ACTIVITY - Exact copies of all the entries below are expected in the answer.

RECORD SET -

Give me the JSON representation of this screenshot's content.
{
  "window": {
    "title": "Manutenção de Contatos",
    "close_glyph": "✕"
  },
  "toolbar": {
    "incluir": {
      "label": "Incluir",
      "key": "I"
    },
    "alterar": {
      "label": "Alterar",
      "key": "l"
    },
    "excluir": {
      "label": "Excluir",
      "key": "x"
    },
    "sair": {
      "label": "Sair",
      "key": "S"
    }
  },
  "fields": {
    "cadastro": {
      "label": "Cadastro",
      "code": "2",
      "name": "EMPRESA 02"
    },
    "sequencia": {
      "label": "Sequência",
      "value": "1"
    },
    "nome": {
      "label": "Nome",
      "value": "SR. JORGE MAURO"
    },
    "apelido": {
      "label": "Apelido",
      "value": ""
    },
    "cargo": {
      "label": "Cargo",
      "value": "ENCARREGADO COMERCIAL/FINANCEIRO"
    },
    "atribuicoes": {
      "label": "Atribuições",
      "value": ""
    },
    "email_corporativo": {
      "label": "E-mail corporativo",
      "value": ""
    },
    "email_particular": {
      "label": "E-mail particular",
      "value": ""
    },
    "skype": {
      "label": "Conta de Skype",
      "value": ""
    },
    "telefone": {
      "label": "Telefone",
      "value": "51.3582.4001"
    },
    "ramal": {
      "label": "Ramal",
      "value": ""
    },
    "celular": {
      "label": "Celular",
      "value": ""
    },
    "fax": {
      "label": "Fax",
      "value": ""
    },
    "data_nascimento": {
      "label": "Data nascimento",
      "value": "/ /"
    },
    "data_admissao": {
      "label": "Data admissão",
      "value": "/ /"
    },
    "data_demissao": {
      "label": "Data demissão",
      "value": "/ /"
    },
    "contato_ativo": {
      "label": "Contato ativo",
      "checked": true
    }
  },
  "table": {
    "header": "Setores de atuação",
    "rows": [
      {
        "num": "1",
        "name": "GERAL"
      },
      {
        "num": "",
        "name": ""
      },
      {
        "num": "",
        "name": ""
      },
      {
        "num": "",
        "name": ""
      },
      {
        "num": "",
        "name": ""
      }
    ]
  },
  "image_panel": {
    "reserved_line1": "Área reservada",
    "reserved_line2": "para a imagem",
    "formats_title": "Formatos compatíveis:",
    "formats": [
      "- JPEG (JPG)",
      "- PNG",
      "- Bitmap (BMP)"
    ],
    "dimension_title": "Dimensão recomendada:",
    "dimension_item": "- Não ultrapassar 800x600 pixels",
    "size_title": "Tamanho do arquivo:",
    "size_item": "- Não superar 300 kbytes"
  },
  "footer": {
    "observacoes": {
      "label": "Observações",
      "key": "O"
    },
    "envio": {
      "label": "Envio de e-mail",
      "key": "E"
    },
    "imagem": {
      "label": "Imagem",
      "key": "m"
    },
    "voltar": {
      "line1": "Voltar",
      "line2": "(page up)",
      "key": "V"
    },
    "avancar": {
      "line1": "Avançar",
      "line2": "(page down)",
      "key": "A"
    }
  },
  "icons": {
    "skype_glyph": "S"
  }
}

RESULT BELOW -
Give me the JSON representation of this screenshot's content.
{
  "window": {
    "title": "Manutenção de Contatos",
    "close_glyph": "✕"
  },
  "toolbar": {
    "incluir": {
      "label": "Incluir",
      "key": "I"
    },
    "alterar": {
      "label": "Alterar",
      "key": "l"
    },
    "excluir": {
      "label": "Excluir",
      "key": "x"
    },
    "sair": {
      "label": "Sair",
      "key": "S"
    }
  },
  "fields": {
    "cadastro": {
      "label": "Cadastro",
      "code": "2",
      "name": "EMPRESA 02"
    },
    "sequencia": {
      "label": "Sequência",
      "value": "1"
    },
    "nome": {
      "label": "Nome",
      "value": "SR. JORGE MAURO"
    },
    "apelido": {
      "label": "Apelido",
      "value": ""
    },
    "cargo": {
      "label": "Cargo",
      "value": "ENCARREGADO COMERCIAL/FINANCEIRO"
    },
    "atribuicoes": {
      "label": "Atribuições",
      "value": ""
    },
    "email_corporativo": {
      "label": "E-mail corporativo",
      "value": ""
    },
    "email_particular": {
      "label": "E-mail particular",
      "value": ""
    },
    "skype": {
      "label": "Conta de Skype",
      "value": ""
    },
    "telefone": {
      "label": "Telefone",
      "value": "51.3582.4001"
    },
    "ramal": {
      "label": "Ramal",
      "value": ""
    },
    "celular": {
      "label": "Celular",
      "value": ""
    },
    "fax": {
      "label": "Fax",
      "value": ""
    },
    "data_nascimento": {
      "label": "Data nascimento",
      "value": "/ /"
    },
    "data_admissao": {
      "label": "Data admissão",
      "value": "/ /"
    },
    "data_demissao": {
      "label": "Data demissão",
      "value": "/ /"
    },
    "contato_ativo": {
      "label": "Contato ativo",
      "checked": true
    }
  },
  "table": {
    "header": "Setores de atuação",
    "rows": [
      {
        "num": "1",
        "name": "GERAL"
      },
      {
        "num": "",
        "name": ""
      },
      {
        "num": "",
        "name": ""
      },
      {
        "num": "",
        "name": ""
      },
      {
        "num": "",
        "name": ""
      }
    ]
  },
  "image_panel": {
    "reserved_line1": "Área reservada",
    "reserved_line2": "para a imagem",
    "formats_title": "Formatos compatíveis:",
    "formats": [
      "- JPEG (JPG)",
      "- PNG",
      "- Bitmap (BMP)"
    ],
    "dimension_title": "Dimensão recomendada:",
    "dimension_item": "- Não ultrapassar 800x600 pixels",
    "size_title": "Tamanho do arquivo:",
    "size_item": "- Não superar 300 kbytes"
  },
  "footer": {
    "observacoes": {
      "label": "Observações",
      "key": "O"
    },
    "envio": {
      "label": "Envio de e-mail",
      "key": "E"
    },
    "imagem": {
      "label": "Imagem",
      "key": "m"
    },
    "voltar": {
      "line1": "Voltar",
      "line2": "(page up)",
      "key": "V"
    },
    "avancar": {
      "line1": "Avançar",
      "line2": "(page down)",
      "key": "A"
    }
  },
  "icons": {
    "skype_glyph": "S"
  }
}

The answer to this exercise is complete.